Meanwhile, The Mirror reported that Coutinho has personally told Barcelona he is ready to move.
However, it is understood that Liverpool is still hopeful Coutinho will remain at the club, with manager Jurgen Klopp under absolutely no obligation to sell.
And only this week, the club’s former director of football Damien Comolli stressed that he believes the club can hang onto their prize asset.
“It would be extremely difficult, almost impossible, to replace Coutinho with a like-for-like player in terms of skills and knowledge of the Premier League,” Comolli admitted on talkSPORT.
“I don’t think Liverpool can afford to sell him...but if they actually want to keep the player, I think they can say ‘no’.
“The [financial] landscape has changed massively over the last 12 or 24 months in world football.
“In the deal we had with Suarez, he told me one thing: ‘If Real Madrid or Barcelona come for me, would you let me go?’
“However, because the Premier League has so much financial ability to resist any bid, I think if Liverpool want to say no, they say no.
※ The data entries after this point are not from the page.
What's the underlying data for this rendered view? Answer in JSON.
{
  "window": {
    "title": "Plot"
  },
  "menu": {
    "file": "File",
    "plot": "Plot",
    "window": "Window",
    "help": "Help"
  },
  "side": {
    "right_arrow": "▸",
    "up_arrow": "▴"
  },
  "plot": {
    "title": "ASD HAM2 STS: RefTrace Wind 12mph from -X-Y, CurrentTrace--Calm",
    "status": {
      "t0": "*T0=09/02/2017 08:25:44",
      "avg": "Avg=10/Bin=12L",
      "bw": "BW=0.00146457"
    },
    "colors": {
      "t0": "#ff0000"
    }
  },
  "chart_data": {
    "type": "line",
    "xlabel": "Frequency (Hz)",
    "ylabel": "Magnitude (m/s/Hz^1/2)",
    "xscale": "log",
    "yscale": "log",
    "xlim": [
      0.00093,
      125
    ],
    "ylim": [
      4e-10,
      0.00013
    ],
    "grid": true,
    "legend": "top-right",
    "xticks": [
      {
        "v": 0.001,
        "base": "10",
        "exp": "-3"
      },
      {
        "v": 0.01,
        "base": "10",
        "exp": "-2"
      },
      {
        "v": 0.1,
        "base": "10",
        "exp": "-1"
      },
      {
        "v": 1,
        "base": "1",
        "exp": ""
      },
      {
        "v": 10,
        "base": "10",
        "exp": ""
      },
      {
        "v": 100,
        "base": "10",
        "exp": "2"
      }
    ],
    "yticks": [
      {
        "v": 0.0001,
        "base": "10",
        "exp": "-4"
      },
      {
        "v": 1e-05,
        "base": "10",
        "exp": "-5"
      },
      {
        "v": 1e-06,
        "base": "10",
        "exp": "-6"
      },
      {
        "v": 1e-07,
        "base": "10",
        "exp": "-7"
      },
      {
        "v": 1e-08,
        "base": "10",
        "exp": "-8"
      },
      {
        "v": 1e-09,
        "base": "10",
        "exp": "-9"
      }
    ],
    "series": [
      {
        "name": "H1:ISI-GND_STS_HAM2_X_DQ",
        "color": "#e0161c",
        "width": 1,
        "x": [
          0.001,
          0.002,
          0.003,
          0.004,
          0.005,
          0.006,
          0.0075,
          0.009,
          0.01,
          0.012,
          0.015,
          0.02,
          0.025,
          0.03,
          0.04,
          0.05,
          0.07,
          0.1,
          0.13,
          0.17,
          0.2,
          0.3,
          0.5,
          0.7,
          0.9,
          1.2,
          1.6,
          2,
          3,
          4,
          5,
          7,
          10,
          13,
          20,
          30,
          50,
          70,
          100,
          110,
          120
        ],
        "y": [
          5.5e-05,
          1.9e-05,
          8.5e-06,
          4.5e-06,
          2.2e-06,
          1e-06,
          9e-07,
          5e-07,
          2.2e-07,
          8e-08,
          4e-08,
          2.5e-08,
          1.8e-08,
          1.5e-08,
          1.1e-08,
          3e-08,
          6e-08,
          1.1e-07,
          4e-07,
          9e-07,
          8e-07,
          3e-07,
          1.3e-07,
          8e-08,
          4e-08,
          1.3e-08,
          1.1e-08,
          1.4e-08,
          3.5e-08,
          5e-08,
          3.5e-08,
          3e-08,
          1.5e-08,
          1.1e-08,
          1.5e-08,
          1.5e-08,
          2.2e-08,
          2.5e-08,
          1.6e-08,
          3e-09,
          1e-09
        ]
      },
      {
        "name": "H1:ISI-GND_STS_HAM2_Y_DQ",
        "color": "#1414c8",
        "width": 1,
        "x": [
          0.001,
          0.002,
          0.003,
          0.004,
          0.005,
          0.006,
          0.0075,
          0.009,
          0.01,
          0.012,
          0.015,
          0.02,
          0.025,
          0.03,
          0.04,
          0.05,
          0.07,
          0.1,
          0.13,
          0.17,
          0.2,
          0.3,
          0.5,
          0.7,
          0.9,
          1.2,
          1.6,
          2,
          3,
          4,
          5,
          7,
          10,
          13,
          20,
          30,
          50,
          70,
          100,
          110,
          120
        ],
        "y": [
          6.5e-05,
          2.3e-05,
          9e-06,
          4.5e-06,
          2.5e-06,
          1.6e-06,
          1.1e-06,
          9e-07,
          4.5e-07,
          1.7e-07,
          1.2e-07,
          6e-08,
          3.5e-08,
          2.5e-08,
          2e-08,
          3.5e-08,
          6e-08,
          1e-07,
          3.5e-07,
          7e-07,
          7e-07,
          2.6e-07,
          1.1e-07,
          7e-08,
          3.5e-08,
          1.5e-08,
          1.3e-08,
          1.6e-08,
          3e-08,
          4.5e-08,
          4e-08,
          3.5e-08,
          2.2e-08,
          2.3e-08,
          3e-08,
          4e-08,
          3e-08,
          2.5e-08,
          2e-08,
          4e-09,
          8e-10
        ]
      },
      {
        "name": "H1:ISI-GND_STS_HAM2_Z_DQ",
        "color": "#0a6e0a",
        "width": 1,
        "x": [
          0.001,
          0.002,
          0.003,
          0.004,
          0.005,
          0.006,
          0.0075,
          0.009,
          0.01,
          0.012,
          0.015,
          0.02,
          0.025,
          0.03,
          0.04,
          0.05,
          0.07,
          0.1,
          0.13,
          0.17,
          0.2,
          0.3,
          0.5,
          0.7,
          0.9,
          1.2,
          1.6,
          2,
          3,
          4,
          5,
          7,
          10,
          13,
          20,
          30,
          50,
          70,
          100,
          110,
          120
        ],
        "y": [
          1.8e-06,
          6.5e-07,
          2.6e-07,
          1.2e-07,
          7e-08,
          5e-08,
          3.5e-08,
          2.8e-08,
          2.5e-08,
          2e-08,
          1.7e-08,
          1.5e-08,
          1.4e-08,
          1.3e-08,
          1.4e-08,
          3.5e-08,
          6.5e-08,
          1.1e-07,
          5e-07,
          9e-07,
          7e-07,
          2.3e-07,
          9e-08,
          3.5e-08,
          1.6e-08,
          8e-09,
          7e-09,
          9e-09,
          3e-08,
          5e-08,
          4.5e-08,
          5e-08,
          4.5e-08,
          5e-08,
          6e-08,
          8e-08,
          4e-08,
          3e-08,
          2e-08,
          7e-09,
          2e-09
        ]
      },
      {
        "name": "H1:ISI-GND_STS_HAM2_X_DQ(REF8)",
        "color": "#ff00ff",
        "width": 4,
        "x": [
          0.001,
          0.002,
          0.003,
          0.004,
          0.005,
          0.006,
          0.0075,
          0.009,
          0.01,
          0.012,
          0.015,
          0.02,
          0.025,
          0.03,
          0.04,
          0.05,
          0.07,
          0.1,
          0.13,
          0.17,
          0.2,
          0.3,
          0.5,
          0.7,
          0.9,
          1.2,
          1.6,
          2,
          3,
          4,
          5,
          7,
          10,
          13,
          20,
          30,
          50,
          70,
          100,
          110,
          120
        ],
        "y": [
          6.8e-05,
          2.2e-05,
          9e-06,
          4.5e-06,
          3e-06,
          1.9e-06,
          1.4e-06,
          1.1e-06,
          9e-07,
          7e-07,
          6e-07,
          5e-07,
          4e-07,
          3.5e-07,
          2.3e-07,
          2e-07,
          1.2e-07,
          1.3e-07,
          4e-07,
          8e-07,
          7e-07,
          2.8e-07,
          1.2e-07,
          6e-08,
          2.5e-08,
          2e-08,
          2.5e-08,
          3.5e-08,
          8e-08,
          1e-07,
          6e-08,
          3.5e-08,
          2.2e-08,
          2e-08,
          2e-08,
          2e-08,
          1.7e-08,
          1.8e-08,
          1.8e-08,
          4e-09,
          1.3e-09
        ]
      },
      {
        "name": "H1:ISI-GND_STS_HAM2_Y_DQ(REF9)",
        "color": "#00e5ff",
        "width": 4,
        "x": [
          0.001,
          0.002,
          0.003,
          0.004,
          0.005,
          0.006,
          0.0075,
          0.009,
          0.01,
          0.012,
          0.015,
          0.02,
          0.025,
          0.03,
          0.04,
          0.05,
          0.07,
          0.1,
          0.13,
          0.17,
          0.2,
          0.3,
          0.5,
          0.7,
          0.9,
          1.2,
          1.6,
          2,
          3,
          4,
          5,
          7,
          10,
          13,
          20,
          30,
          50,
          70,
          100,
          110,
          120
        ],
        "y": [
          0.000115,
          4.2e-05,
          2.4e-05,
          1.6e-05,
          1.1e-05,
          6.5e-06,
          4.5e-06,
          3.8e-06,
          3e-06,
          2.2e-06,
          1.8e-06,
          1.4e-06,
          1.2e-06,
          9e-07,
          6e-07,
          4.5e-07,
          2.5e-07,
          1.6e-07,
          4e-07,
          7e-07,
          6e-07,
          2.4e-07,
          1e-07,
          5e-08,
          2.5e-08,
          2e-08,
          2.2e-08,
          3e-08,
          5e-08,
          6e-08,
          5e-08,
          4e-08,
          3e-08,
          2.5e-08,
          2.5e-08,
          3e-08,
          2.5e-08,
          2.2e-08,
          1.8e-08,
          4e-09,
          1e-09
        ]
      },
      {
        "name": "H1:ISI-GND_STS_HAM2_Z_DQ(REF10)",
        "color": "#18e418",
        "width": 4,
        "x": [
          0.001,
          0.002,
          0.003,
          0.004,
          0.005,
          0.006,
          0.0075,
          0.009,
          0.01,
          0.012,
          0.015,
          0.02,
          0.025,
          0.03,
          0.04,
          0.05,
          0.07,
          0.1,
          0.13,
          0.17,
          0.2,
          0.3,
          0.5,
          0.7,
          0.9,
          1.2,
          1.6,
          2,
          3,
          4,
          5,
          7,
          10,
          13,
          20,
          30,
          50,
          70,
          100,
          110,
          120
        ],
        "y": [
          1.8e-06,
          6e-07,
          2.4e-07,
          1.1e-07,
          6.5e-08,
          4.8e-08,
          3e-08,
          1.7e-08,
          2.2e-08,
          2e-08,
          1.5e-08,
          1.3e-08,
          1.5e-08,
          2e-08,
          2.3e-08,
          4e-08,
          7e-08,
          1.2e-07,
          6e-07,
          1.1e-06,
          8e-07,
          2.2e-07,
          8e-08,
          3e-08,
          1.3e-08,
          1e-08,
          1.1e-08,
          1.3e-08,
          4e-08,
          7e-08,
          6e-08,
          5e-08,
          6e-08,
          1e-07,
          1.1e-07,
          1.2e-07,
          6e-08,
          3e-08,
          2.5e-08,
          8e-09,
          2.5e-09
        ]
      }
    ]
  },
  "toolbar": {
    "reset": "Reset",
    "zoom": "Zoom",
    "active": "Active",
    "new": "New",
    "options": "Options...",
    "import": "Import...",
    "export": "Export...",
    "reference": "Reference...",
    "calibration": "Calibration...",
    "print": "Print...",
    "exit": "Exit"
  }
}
“That’s exactly what PSG did with Barcelona and [Marco] Verratti. Barcelona had agreed a deal with Verratti, but they came to PSG and they said, ‘absolutely no chance, the player is staying’.
“Liverpool don’t need the money – no club in the Premier league needs the money because they’re so much coming in from the TV rights.”